Down the Hill We Go…Did you know that children could reach speeds of up to 50 km/hour when sledding? Every year, CHEO’s Emergency department staff see hundreds of children who had been injured while sledding. Injuries range from scrapes and bruises to broken bones (arms, legs, wrists, ankles, pelvic and facial bones), concussions and more serious head injuries.
Almost 1 out of every 5 children seen for a sledding injury suffered a head injury of some kind. That being said, tobogganing is a great way to get some fresh air, enjoy the outdoors and get some exercise. We’ve already received record amounts of snow, so a quick run through these tips can help you make sure everyone has a fun time on the hills this winter.
Use the right gear
Choose the right hill
- Choose sleds that you can steer and stop.
- A certified helmet that fits correctly can reduce the risk of a head injury. Ski or hockey helmets are the best choices, but a bicycle helmet can be used as well.
- Dress everyone warmly, keeping heads, ears and hands covered. Avoid scarves or drawstrings that could get snagged or caught.
- If possible, pick a hill that is used just for tobogganing. It should have a gentle slope, proper lighting and no hazards like roads, rocks, water or trees! If you live in the Ottawa region, contact the National Capital Commission (NCC) (613-239-5000) or the City of Ottawa (311) for more information.
- Stay away from roads, rivers, railways and parking lots.
Check out sledding styles
- Adults should supervise children of all ages until they are able to prove that they can steer, stop and avoid obstacles.
- An adult should ride on the toboggan with younger children.
And remember — don’t just stand on the sidelines! Get out with your children, get on the sled with them or grab your own sleigh and have a great time together!
- Be sure the path is clear of obstacles and other people.
- Make sure you and your children go down the hill sitting up or kneeling on the sled. This allows better control, a better view of any hazards, and makes it easier to roll off to avoid hitting something.

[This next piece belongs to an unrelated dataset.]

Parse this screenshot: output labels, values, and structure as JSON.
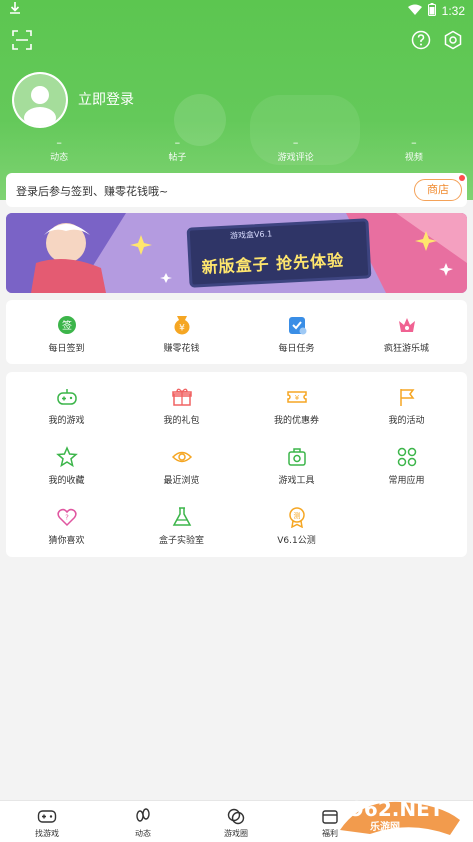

Head and spinal injuries happen more often if people sled headfirst or are lying on their backs.
- Make sure everyone keeps arms and legs tucked in at all times.
- Teach children to sled or toboggan down the middle of the hill, and to walk back up on the sides, away from other sledders.
- Teach children to quickly move out of the way if they fall off the sled or suddenly stop.
- Make sure your children rest if they are tired and go inside if they are cold.
CHEO CHIRPP database
SMARTRISK – Managing the risks while sledding and tobogganing (January 28, 2005)
KIDSSAFE Connection – Get the Facts… Sledding Safety (November 2005)
Child Safety Link – Heads up. Helmets on.